Note: This page has been translated by MathWorks. Please click here

To view all translated materals including this page, select Japan from the country navigator on the bottom of this page.

To view all translated materals including this page, select Japan from the country navigator on the bottom of this page.

Convert state-space filter parameters to zero-pole-gain form

`[z,p,k] = ss2zp(A,B,C,D,i)`

`ss2zp`

converts a state-space representation
of a given system to an equivalent zero-pole-gain representation.
The zeros, poles, and gains of state-space systems represent the transfer
function in factored form.

`[z,p,k] = ss2zp(A,B,C,D,i)`

calculates
the transfer function in factored form

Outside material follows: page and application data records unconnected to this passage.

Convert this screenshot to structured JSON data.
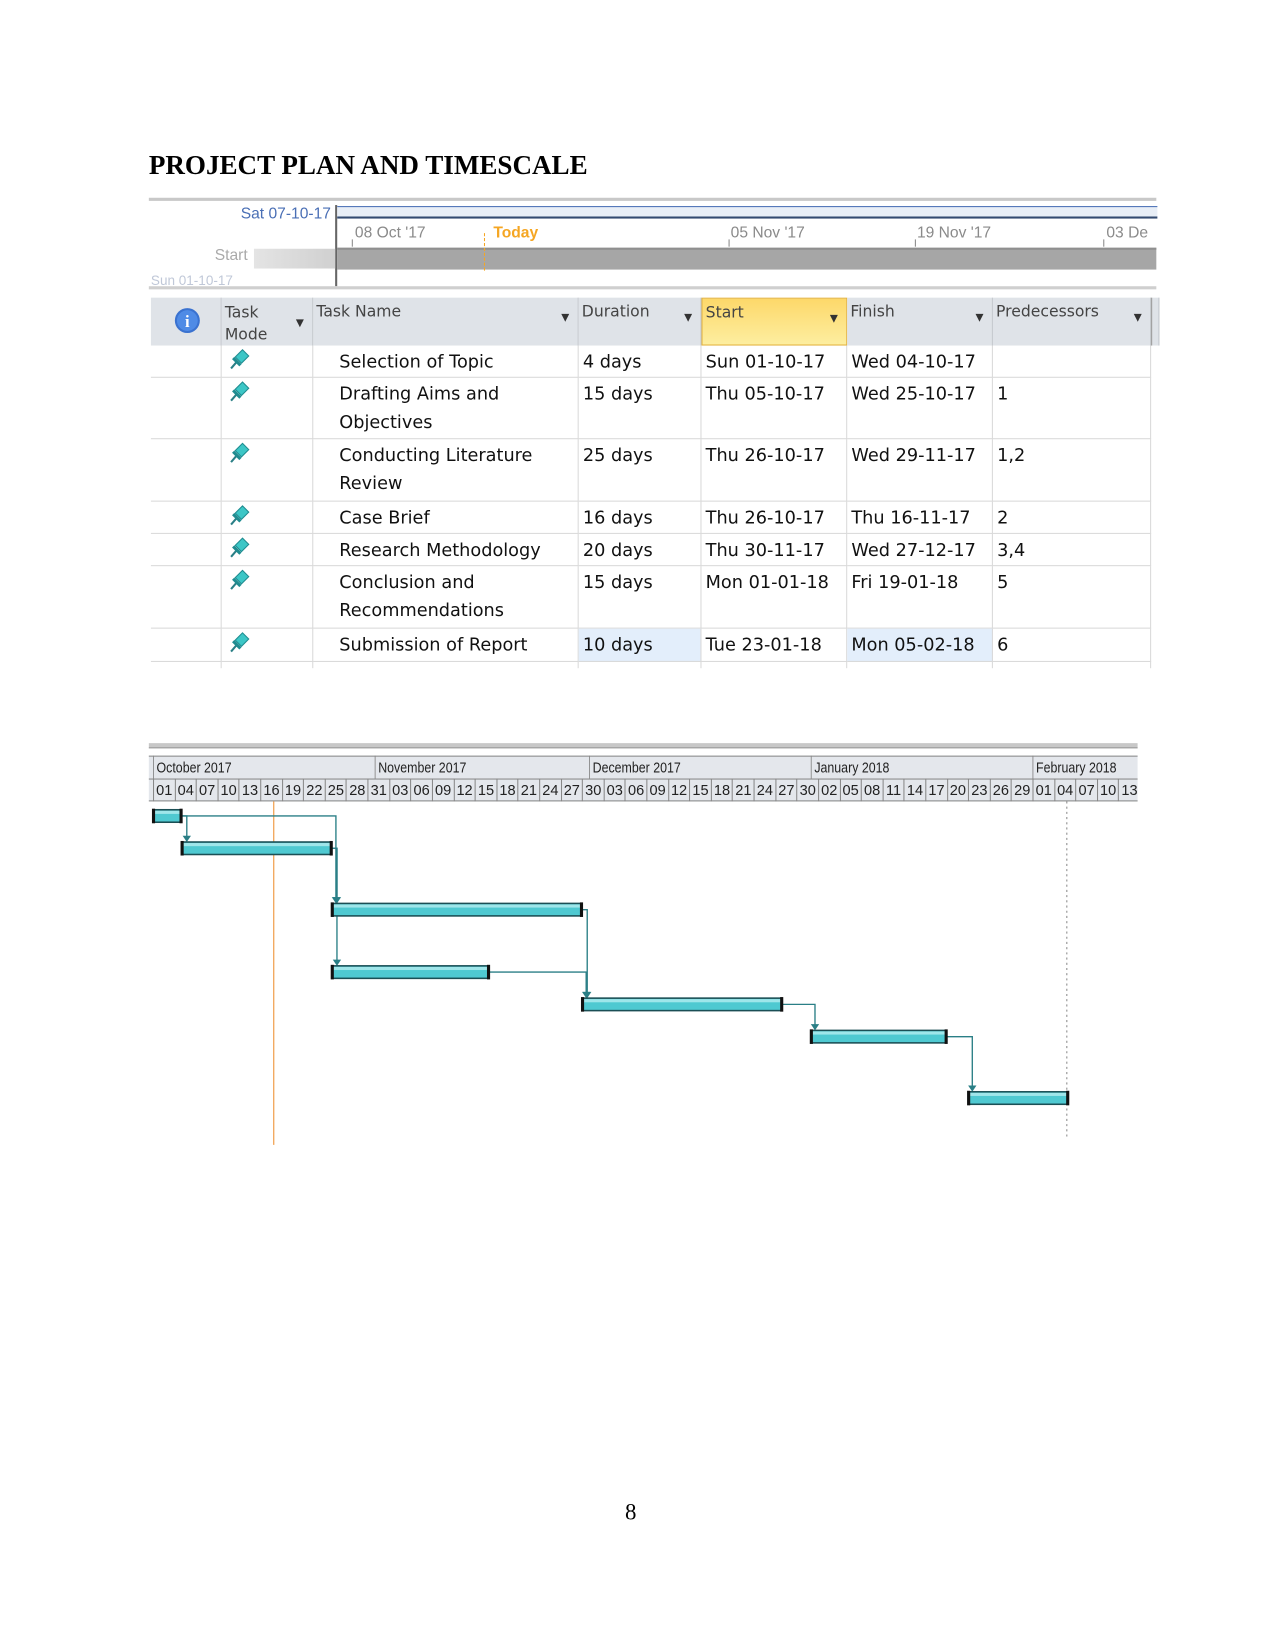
{
  "title": "PROJECT PLAN AND TIMESCALE",
  "timeline": {
    "current_date": "Sat 07-10-17",
    "start_label": "Start",
    "start_date": "Sun 01-10-17",
    "ticks": [
      "08 Oct '17",
      "Today",
      "05 Nov '17",
      "19 Nov '17",
      "03 De"
    ]
  },
  "table": {
    "columns": [
      "Task Mode",
      "Task Name",
      "Duration",
      "Start",
      "Finish",
      "Predecessors"
    ],
    "info_icon": "info-icon",
    "sorted_column_color": "#fde27a",
    "rows": [
      {
        "name": "Selection of Topic",
        "duration": "4 days",
        "start": "Sun 01-10-17",
        "finish": "Wed 04-10-17",
        "pred": ""
      },
      {
        "name": "Drafting Aims and Objectives",
        "duration": "15 days",
        "start": "Thu 05-10-17",
        "finish": "Wed 25-10-17",
        "pred": "1"
      },
      {
        "name": "Conducting Literature Review",
        "duration": "25 days",
        "start": "Thu 26-10-17",
        "finish": "Wed 29-11-17",
        "pred": "1,2"
      },
      {
        "name": "Case Brief",
        "duration": "16 days",
        "start": "Thu 26-10-17",
        "finish": "Thu 16-11-17",
        "pred": "2"
      },
      {
        "name": "Research Methodology",
        "duration": "20 days",
        "start": "Thu 30-11-17",
        "finish": "Wed 27-12-17",
        "pred": "3,4"
      },
      {
        "name": "Conclusion and Recommendations",
        "duration": "15 days",
        "start": "Mon 01-01-18",
        "finish": "Fri 19-01-18",
        "pred": "5"
      },
      {
        "name": "Submission of Report",
        "duration": "10 days",
        "start": "Tue 23-01-18",
        "finish": "Mon 05-02-18",
        "pred": "6"
      }
    ]
  },
  "gantt": {
    "months": [
      "October 2017",
      "November 2017",
      "December 2017",
      "January 2018",
      "February 2018"
    ],
    "days": [
      "01",
      "04",
      "07",
      "10",
      "13",
      "16",
      "19",
      "22",
      "25",
      "28",
      "31",
      "03",
      "06",
      "09",
      "12",
      "15",
      "18",
      "21",
      "24",
      "27",
      "30",
      "03",
      "06",
      "09",
      "12",
      "15",
      "18",
      "21",
      "24",
      "27",
      "30",
      "02",
      "05",
      "08",
      "11",
      "14",
      "17",
      "20",
      "23",
      "26",
      "29",
      "01",
      "04",
      "07",
      "10",
      "13"
    ],
    "bar_color": "#4fc9d1",
    "link_color": "#2a7f86",
    "today_line_color": "#f0a050"
  },
  "page_number": "8"
}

$$H(s)-\frac{Z(s)}{P(s)}-k\frac{(s-{z}_{1})(s-{z}_{2})\cdots (s-{z}_{n})}{(s-{p}_{1})(s-{p}_{2})\cdots (s-{p}_{n})}$$

of the continuous-time system

$$\begin{array}{l}\dot{x}=Ax+Bu\\ y=Cx+Du\end{array}$$

from the `i`

th input (using the `i`

th
columns of `B`

and `D`

). The column
vector `p`

contains the pole locations of the denominator
coefficients of the transfer function. The matrix `z`

contains
the numerator zeros in its columns, with as many columns as there
are outputs *y *(rows in `C`

). The
column vector `k`

contains the gains for each numerator
transfer function.

`ss2zp`

also works for discrete time systems.
The input state-space system must be real.

The `ss2zp`

function is part of the standard MATLAB^{®} language.

`ss2zp`

finds the poles from the eigenvalues
of the `A`

array. The zeros are the finite solutions
to a generalized eigenvalue problem:

z = eig([A B;C D], diag([ones(1,n) 0]);

In many situations this algorithm produces spurious large, but
finite, zeros. `ss2zp`

interprets these large zeros
as infinite.

`ss2zp`

finds the gains by solving for the
first nonzero Markov parameters.

[1] Laub, A. J., and B. C. Moore. “Calculation
of Transmission Zeros Using QZ Techniques.” *Automatica*.
Vol. 14, 1978, p. 557.

Was this topic helpful?